On the same day the councilors requested more money for the roads, Mitchell had already announced he was spending the million a year at his morning State of the City address. Some of the councilors were at the speech.
During the address, Mitchell quoted Highway Superintendent Manny Silva saying that in the coming months the city will be doing more road work than at any time in the 19 years he has worked for New Bedford. That sounds like it’s probably true, but it's also clear that other roads are at the end of a long waiting list.
Whether it’s the mayor pointing out the positive, but not the negative, or the councilor saying more needs to be done without suggesting a viable funding source, the politics of road repair is always with us.
Roads are perhaps the most tangible thing we expect local government to do for us. Yeah, we know the schools and the police and fire cost a lot of money. And yeah, we know that the city has to attract new development to its tax base. But we do want to be able to drive to work without breaking an axle.
But in an era when the cost of living is no longer cheap, the roads being in poor condition is just one more part of modern American life that doesn’t seem to work all that well.

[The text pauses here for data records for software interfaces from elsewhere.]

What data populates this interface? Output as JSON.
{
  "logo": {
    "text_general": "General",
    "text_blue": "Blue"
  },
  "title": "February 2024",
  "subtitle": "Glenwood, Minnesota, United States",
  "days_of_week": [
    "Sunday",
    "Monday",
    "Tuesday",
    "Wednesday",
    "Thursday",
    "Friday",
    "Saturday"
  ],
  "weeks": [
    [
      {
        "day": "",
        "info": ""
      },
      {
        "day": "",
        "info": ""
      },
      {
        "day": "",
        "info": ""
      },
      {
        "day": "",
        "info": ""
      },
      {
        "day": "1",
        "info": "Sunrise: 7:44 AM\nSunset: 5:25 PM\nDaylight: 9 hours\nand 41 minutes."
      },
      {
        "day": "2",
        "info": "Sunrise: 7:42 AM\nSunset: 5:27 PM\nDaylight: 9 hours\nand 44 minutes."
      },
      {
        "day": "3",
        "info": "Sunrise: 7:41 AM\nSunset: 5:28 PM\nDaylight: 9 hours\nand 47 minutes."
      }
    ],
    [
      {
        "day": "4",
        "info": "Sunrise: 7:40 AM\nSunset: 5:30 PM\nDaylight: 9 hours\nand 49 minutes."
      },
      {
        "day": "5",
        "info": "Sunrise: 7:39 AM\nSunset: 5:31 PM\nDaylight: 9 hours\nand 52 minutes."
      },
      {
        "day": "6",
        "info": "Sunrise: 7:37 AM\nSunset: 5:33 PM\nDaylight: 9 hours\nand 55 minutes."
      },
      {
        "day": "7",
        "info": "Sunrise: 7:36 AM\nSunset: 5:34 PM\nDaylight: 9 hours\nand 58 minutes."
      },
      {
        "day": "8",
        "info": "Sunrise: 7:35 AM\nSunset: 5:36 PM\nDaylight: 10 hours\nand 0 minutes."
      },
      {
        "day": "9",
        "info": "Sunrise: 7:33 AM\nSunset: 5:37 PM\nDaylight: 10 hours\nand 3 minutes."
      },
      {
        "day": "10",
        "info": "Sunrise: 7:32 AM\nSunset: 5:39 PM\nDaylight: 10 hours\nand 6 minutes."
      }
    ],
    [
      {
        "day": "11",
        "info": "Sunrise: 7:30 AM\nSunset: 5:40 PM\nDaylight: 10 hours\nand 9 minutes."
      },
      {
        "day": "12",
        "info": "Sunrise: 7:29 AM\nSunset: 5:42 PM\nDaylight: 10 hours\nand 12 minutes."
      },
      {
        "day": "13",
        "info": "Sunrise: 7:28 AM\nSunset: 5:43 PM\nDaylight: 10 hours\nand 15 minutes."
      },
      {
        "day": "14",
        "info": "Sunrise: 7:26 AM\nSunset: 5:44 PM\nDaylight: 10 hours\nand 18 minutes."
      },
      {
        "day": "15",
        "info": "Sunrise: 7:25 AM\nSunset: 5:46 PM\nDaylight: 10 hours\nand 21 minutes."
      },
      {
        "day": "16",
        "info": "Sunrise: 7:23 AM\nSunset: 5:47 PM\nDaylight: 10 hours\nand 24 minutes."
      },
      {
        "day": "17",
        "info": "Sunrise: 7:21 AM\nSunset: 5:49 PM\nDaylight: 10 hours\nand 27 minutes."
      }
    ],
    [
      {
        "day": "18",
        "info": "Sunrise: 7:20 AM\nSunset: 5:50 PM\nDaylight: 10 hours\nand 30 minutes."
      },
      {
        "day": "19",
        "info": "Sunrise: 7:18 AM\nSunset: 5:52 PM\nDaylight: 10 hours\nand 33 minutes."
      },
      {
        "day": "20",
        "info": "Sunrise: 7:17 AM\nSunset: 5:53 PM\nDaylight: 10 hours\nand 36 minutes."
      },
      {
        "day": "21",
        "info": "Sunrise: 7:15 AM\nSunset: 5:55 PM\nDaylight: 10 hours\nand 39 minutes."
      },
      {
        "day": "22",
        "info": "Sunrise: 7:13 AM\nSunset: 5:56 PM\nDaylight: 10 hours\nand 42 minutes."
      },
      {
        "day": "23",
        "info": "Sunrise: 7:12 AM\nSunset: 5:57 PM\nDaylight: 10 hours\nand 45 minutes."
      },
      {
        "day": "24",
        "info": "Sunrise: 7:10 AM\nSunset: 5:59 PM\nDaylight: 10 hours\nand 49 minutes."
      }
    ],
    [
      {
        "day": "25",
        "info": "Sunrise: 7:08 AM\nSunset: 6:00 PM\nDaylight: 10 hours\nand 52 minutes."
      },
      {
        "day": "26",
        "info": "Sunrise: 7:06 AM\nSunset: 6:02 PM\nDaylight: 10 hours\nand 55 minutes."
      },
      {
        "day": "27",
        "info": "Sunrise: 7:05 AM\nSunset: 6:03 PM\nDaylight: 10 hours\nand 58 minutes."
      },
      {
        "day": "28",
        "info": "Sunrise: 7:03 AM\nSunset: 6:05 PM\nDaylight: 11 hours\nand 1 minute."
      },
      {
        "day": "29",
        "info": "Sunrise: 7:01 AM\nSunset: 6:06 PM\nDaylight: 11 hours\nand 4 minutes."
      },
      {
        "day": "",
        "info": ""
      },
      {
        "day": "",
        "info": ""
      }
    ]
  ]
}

Jack Spillane is the Sunday and editorial page editor of The Standard-Times.